Titled “Cryptoassets: Ownership and attitudes in the UK”, the report was conducted with the objectives of “[gathering] gather more information about the cryptoassets market in the UK, to understand the behaviours and motivations among consumers purchasing cryptoassets and to identify areas of potential harm.”
The agency conducting the survey, Kantar TNS, questioned over 2,100 individuals from Britain and Northern Ireland face-to-face.
The most notable finding is that nearly three quarters of individuals surveyed were unaware of what cryptocurrencies are.
This is despite the fact that the crypto market and Bitcoin have grown in public exposure in recent times, especially since the boom of 2017 and the increasing coverage of the space by mainstream media outlets like Forbes, Bloomberg and CNBC.

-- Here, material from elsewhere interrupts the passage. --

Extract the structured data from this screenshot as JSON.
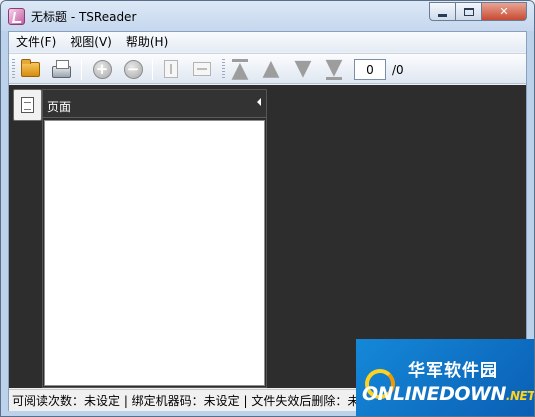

Another interesting result is the fact that only 7% of respondents would consider investing in digital assets in the future. That said, 8% of those who have invested in it have conducted “deep research,” while 50% did general research on the internet before buying crypto.
One bit of information that could be seen as a positive view on cryptocurrencies is that 40% of those who have invested in crypto would hold it for 3 years or longer, though half of this group is already selling it.
Those who were aware of cryptocurrencies were mostly men aged between 20 to 44, which is a trend in keeping with other such surveys that have been conducted (though women appear to be better at predictions.) Furthermore, it is also those who live in the more urban areas that know of cryptocurrencies.
Bitcoin (BTC) remains by far the most well-known and most-bought cryptocurrency, with over half of those who have invested in crypto purchasing it. Other major coins like Ethereum (ETH), Litecoin (LTC), Bitcoin Cash (BCH) are still some distance behind.
Furthermore, not many respondents regret buying cryptocurrencies and it was a risk that they were willing to take.
However, those who haven’t invested don’t do so because they believe that the market is too risky. A possible inference from this is that individuals seem to be divided into two halves — one strongly believing in digital assets and another that does not.